Business Credit Center

Small business capital: The pros and cons of crowdfunding

Drive your business forward by tapping a crowdfunded pool of capital.

Crowdfunding, which increased globally 167% in 2014 from the previous year, was given a boost in the United States when President Obama signed the Jumpstart our Business Startups Act in 2012.

It's not just a way to raise money for your business. A crowdfunding campaign also:

  • Taps into the community around your business: friends, family, and customers

  • Builds loyalty and emotional investment in backers

  • Encourages backers to spread the news among their networks

  • Gauges public interest in new products

  • Gives a central focus and new impetus to more traditional marketing efforts

But before you embark on a crowdfunding campaign, there's plenty to consider.

Equity crowdfunding versus rewards-based crowdfunding

One of the most important considerations is whether the crowdfunding is equity-based or rewards-based.

"With equity crowdfunding, you have 1,000 investors who are now part owners of your company," says Richard Bliss, host of the "Funding the Dream on Kickstarter" podcast. "It adds a layer of complexity for an entrepreneur already dealing with a startup.

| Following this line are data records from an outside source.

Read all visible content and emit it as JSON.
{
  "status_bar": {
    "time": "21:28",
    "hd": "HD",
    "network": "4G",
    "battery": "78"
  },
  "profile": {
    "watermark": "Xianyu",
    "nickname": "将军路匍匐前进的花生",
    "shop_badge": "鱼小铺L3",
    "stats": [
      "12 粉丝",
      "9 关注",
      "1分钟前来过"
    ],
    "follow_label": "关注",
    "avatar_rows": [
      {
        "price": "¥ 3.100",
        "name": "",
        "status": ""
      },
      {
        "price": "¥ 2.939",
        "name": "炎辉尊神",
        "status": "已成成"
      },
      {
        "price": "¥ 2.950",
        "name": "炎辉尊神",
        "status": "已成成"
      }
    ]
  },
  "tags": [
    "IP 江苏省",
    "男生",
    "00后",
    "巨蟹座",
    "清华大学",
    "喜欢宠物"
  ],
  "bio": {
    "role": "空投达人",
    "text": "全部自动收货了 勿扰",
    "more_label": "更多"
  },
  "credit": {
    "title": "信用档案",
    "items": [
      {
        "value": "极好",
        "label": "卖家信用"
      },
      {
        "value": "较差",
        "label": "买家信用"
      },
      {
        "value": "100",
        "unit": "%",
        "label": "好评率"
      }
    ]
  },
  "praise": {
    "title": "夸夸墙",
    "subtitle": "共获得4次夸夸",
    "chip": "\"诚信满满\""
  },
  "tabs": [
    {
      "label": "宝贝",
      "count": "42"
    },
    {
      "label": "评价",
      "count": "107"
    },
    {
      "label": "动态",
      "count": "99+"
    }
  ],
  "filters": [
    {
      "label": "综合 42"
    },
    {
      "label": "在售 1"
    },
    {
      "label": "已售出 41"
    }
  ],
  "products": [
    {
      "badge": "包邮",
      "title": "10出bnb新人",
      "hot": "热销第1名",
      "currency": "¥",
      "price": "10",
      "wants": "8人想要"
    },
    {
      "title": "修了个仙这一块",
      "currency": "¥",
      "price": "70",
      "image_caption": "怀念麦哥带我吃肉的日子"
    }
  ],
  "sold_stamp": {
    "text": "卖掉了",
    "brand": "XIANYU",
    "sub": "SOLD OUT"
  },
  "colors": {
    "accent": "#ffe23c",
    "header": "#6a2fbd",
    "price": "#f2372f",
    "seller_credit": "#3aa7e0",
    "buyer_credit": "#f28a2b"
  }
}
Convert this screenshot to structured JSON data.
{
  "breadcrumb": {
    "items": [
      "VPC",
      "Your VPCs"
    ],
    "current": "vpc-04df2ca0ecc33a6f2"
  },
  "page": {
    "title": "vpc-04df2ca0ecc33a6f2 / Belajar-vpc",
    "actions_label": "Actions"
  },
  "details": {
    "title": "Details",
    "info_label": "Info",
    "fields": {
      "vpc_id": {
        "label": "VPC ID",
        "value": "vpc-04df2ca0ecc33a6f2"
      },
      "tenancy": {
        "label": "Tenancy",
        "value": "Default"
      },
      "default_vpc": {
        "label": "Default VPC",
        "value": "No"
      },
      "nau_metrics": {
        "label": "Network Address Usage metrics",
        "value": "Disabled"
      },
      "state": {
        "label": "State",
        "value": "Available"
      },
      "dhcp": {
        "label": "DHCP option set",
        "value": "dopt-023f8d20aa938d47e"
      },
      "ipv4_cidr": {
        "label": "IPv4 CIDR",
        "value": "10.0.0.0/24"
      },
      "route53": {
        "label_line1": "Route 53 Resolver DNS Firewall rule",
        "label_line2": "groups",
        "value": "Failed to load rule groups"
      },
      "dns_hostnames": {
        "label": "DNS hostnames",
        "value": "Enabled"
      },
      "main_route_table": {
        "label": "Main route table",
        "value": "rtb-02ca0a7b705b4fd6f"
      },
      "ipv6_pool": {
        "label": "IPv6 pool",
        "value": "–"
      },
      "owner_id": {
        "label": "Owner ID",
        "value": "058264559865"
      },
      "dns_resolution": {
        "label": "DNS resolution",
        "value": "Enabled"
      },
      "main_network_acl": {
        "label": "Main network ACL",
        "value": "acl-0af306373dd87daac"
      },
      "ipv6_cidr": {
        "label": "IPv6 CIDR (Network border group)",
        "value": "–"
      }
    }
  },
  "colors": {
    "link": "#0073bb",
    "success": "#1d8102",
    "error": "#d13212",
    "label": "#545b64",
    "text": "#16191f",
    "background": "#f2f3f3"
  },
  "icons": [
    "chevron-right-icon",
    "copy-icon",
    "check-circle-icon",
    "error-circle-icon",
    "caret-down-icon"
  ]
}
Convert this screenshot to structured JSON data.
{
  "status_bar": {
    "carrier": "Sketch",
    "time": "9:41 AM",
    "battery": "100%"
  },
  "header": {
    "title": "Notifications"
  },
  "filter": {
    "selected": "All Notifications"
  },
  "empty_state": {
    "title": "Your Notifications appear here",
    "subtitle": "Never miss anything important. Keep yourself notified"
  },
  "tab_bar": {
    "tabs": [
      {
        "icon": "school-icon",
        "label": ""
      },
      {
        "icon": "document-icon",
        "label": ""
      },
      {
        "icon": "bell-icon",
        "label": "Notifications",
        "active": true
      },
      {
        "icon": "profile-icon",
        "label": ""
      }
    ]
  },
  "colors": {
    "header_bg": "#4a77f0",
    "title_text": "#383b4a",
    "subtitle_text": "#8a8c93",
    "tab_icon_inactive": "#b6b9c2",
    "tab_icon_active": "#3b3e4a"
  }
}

For investors, it's a strange beast. What piece of the business do you actually own? How do you liquidate that investment?"

On the rewards-based side, sites like Kickstarter and Indiegogo have funded billions of dollars' worth of projects by artists and small businesses. Rather than a piece of equity, backers are promised a fixed reward. Once the reward is given, the business has no further obligation to its backers.

One of the most famous crowdfunding success stories, the Oculus Rift, promised backers their own virtual reality headsets. Oculus reached its goal and delivered the headsets before being acquired by Facebook for $2 billion. A company already burdened with equity obligations may have looked less inviting.

Rewards-based crowdfunding is slightly more popular than equity-based crowdfunding, with rewards-based funding raising an estimated $2.58 billion in 2015 versus $2.56 billion for equity-based funding. 

Preparing your business for crowdfunding capital

Before you venture into equity crowdfunding, ensure you have a rock-solid business plan, including a mechanism for paying a large number of investors.

Bliss recommends spending up to a year gathering a crowd before starting the actual funding campaign, including investing in marketing support and social media exposure. "Share content, write articles, attend events, share pictures on Instagram — let your passion be known," he says. "When time to ask for money comes, investors already know you."

Before starting a campaign, also share your business plan. Potential backers want to know exactly how funds will be spent and what protections you have for yourself and investors.

Crowdfunding requires a tremendous commitment involving daily updates, constant monitoring of contributions, and responding quickly to all inquiries.

More options for business capital

Crowdfunding has given small businesses financing options beyond just loans, large investors, and personal savings. Successful crowdfunding, however, is about creating buzz and building community — imparting your passion to friends, family, and strangers so they want to see you succeed and will give accordingly.

Learn more about securing funding for your business.